How do NHE3 inhibitors work?
The goal of sodium hydrogen exchange 3 (NHE3) inhibition is to block sodium absorption in the intestinal lumen. Whenever sodium is retained inside the gut lumen, it draws water into the lumen, leading to fluid accumulation inside the gut. This fluid accumulation distends the gut, induces peristalsis, and consequently, contraction and movement of gut contents, such as stool, leading to laxation.
How does that MOA differ from that of other treatments for IBS-C?
Current drugs act primarily on chloride channels increasing active secretion of chloride ions into the gut lumen. Lubiprostone is a type-2 chloride channel activator that opens up chloride channels located on the intestinal brush border, leading to active chloride secretion into the lumen. Linaclotide and plecanatide act on guanylate cyclase-C receptors on the brush border, releasing cyclic GMP, an active compound inside the intestinal cell. The cyclic GMP, in turn, activates another chloride channel on the intestinal brush border (CFTR), leading to active chloride secretion into the gut lumen. Thus, these are secretagogues for chloride ions, whereas tenapanor (an NHE3 inhibitor) is a sodium channel blocker.
What makes NHE3s particularly useful in treating IBS-C, considering the condition’s multifactorial pathophysiology?
Animal models have shown that NHE3 blocking improves constipation, reduces visceral hypersensitivity (pain), and improves leaky gut (ie, tighter sealing of the gut epithelium).
What evidence is there to support the use of NHE3 inhibitors in treating IBS-C?
Two large randomized controlled trials—T3MPO-1 and T3MPO-2—were conducted in ~1,300 total patients with IBS-C for 12 weeks or 26 weeks, respectively.
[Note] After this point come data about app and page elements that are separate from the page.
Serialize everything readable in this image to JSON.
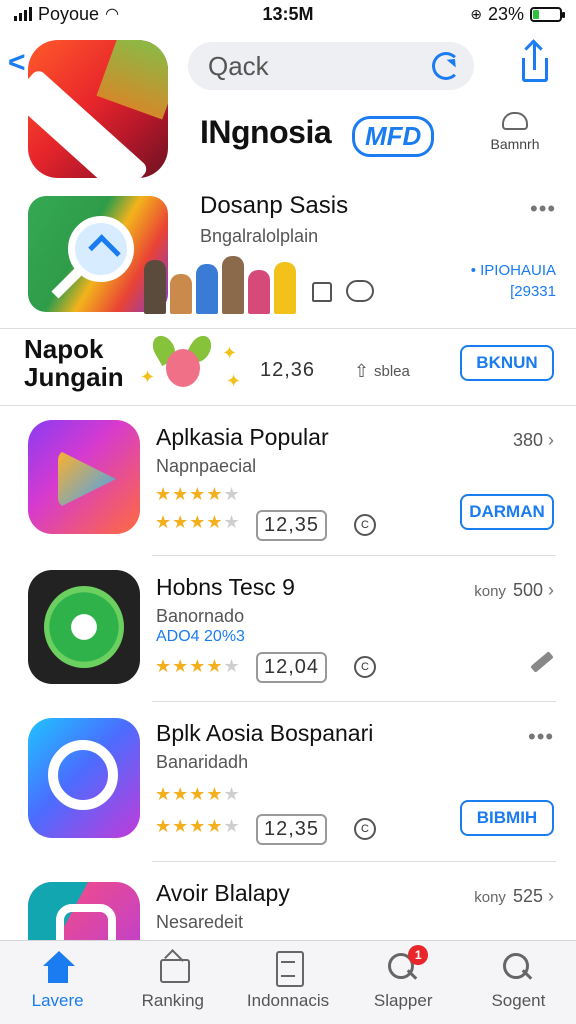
{
  "status_bar": {
    "carrier": "Poyoue",
    "time": "13:5M",
    "battery_text": "23%",
    "battery_level": 0.23
  },
  "header": {
    "search_placeholder": "Qack",
    "brand_title": "INgnosia",
    "brand_badge": "MFD",
    "favorite_label": "Bamnrh"
  },
  "featured": {
    "title": "Dosanp Sasis",
    "subtitle": "Bngalralolplain",
    "right_line1": "• IPIOHAUIA",
    "right_line2": "[29331"
  },
  "section": {
    "title_line1": "Napok",
    "title_line2": "Jungain",
    "number": "12,36",
    "small_text": "sblea",
    "button_label": "BKNUN"
  },
  "apps": [
    {
      "name": "Aplkasia Popular",
      "subtitle": "Napnpaecial",
      "extra": "",
      "rating_stars": 4,
      "number": "12,35",
      "circle": "C",
      "right_prefix": "",
      "right_value": "380",
      "button_label": "DARMAN"
    },
    {
      "name": "Hobns Tesc 9",
      "subtitle": "Banornado",
      "extra": "ADO4 20%3",
      "rating_stars": 4,
      "number": "12,04",
      "circle": "C",
      "right_prefix": "kony",
      "right_value": "500",
      "button_label": ""
    },
    {
      "name": "Bplk Aosia Bospanari",
      "subtitle": "Banaridadh",
      "extra": "",
      "rating_stars": 4,
      "number": "12,35",
      "circle": "C",
      "right_prefix": "",
      "right_value": "",
      "button_label": "BIBMIH"
    },
    {
      "name": "Avoir Blalapy",
      "subtitle": "Nesaredeit",
      "extra": "",
      "rating_stars": 0,
      "number": "",
      "circle": "",
      "right_prefix": "kony",
      "right_value": "525",
      "button_label": ""
    }
  ],
  "tabs": [
    {
      "label": "Lavere",
      "icon": "home-icon",
      "active": true
    },
    {
      "label": "Ranking",
      "icon": "ranking-icon",
      "active": false
    },
    {
      "label": "Indonnacis",
      "icon": "document-icon",
      "active": false
    },
    {
      "label": "Slapper",
      "icon": "search-icon",
      "active": false,
      "badge": "1"
    },
    {
      "label": "Sogent",
      "icon": "search-icon",
      "active": false
    }
  ]
}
Both studies showed a significantly higher responder rate for tenapanor compared with placebo for the primary end point (a composite of pain and constipation improvement with 6 or 12 weeks of treatment), as well as for secondary outcomes (pain alone or constipation alone). This led to FDA approval.